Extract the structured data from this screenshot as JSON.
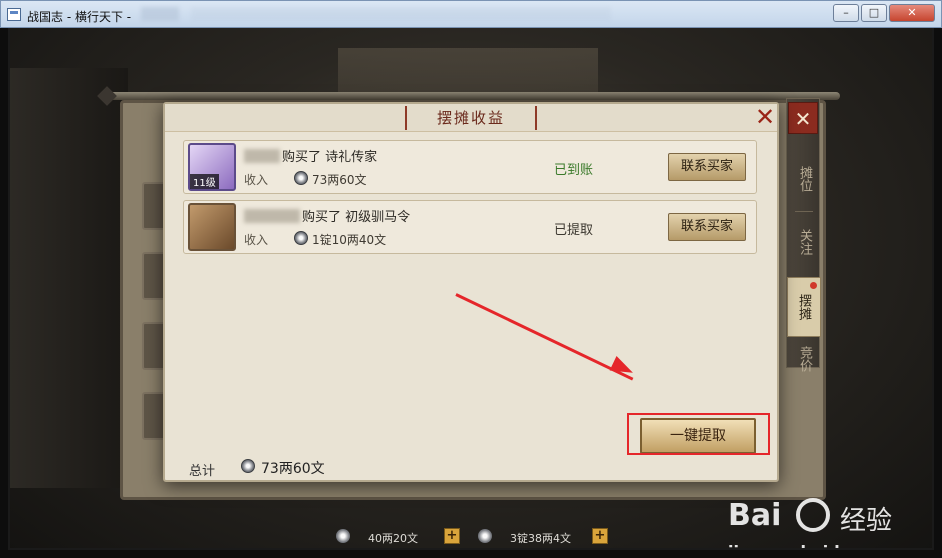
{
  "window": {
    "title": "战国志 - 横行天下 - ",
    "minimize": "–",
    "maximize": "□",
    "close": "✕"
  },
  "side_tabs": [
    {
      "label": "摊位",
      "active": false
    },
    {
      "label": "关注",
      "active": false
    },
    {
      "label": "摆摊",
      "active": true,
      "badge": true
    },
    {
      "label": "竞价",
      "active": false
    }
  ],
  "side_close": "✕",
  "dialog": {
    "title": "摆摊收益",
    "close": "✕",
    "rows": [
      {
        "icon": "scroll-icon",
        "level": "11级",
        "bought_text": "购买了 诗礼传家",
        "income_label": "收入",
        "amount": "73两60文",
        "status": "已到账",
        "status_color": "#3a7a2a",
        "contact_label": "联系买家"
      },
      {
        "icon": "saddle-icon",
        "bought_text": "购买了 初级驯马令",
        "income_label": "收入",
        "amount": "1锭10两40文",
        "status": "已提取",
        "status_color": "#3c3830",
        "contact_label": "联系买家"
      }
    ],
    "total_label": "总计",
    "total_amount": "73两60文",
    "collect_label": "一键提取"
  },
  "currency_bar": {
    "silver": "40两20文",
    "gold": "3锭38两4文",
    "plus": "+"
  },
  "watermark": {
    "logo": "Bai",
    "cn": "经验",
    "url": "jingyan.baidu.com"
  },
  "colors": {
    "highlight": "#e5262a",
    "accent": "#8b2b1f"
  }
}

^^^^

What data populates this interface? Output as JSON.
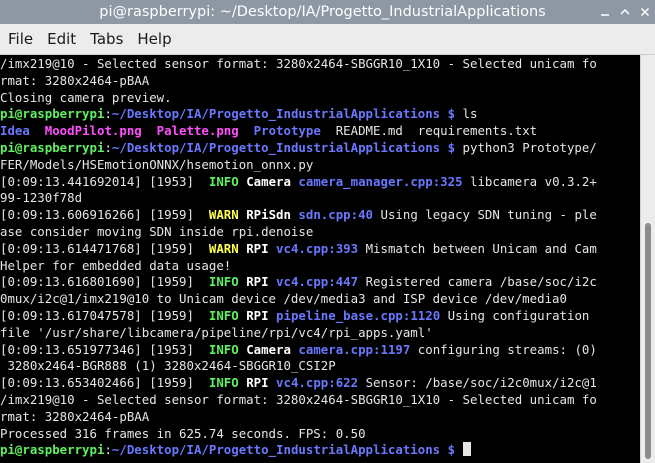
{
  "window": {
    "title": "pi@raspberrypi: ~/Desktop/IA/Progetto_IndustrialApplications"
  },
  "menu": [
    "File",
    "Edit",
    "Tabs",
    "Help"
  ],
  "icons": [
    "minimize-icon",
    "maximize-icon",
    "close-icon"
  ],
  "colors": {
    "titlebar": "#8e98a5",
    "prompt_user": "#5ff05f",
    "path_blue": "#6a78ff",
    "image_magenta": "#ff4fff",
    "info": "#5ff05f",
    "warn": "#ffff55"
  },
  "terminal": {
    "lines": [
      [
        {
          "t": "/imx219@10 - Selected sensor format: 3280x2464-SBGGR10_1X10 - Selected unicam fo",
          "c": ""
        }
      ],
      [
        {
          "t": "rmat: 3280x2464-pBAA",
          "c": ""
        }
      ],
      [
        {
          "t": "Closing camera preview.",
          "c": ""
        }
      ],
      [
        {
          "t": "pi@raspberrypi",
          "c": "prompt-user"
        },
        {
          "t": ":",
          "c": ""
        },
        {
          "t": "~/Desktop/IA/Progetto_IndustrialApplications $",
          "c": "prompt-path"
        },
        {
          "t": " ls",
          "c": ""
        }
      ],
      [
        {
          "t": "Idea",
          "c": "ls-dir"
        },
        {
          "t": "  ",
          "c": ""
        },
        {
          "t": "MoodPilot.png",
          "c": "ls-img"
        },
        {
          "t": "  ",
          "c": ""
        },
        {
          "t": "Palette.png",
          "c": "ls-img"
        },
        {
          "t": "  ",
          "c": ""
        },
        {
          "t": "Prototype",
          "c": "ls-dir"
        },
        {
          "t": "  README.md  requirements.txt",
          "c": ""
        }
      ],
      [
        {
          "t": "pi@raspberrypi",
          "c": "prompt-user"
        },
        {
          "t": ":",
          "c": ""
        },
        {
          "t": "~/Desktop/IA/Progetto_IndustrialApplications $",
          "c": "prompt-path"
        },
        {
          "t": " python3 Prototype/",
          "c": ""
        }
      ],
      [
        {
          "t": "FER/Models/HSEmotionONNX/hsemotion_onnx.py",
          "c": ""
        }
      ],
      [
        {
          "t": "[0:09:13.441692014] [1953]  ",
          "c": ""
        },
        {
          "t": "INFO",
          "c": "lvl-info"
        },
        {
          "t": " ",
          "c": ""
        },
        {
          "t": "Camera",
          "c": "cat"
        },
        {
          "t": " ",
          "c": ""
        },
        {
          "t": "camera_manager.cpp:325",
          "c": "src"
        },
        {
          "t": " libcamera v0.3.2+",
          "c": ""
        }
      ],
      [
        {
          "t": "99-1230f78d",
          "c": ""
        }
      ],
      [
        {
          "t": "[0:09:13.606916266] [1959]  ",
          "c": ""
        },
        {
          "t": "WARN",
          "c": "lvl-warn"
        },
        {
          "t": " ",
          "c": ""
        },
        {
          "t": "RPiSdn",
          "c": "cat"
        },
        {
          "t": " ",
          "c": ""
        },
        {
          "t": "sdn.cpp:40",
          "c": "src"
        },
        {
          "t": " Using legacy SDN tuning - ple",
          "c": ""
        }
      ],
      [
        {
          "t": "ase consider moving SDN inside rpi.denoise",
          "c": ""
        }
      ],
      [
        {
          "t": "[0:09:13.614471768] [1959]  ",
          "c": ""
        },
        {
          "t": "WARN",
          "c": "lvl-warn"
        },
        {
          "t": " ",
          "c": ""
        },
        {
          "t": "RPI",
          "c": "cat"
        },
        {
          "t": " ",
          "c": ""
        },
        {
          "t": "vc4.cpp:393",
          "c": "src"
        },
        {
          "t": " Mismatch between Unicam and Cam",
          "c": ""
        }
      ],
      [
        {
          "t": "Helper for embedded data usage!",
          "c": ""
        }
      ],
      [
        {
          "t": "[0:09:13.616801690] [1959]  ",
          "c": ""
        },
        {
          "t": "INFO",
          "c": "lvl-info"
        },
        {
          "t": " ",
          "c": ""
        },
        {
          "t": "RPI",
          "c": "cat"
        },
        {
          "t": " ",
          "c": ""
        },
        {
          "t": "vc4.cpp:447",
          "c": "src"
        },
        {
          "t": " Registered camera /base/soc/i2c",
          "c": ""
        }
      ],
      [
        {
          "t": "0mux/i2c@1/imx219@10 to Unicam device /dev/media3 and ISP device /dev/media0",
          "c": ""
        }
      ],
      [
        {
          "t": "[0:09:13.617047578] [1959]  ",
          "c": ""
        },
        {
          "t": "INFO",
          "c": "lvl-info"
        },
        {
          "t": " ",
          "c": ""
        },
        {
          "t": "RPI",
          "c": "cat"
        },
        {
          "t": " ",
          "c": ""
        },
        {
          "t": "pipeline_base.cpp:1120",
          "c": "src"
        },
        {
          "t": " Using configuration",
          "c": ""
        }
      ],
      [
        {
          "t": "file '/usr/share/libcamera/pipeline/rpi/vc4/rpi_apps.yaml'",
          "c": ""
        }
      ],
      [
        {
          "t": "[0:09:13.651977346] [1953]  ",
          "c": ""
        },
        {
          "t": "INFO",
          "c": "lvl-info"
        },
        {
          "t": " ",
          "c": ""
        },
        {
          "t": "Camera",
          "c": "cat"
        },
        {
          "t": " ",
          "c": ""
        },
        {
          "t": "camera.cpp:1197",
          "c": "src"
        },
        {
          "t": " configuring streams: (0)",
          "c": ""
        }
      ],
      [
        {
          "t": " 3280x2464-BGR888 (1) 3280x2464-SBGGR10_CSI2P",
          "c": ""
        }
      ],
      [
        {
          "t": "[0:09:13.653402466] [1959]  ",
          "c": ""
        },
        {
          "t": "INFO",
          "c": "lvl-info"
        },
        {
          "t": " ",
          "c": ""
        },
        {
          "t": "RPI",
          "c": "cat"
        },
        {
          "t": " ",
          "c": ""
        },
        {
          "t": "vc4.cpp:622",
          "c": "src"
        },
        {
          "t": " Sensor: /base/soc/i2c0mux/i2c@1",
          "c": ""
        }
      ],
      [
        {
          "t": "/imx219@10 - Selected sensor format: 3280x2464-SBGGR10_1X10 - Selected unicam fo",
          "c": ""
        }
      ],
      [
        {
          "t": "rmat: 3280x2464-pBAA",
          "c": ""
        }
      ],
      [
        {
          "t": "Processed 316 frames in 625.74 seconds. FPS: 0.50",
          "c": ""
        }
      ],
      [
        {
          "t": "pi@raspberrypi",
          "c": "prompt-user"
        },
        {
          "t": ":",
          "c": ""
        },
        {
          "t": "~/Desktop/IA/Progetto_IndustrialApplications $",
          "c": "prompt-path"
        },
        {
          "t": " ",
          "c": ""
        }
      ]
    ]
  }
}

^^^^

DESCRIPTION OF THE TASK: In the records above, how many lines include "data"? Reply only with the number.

EXERCISE RESPONSE: 3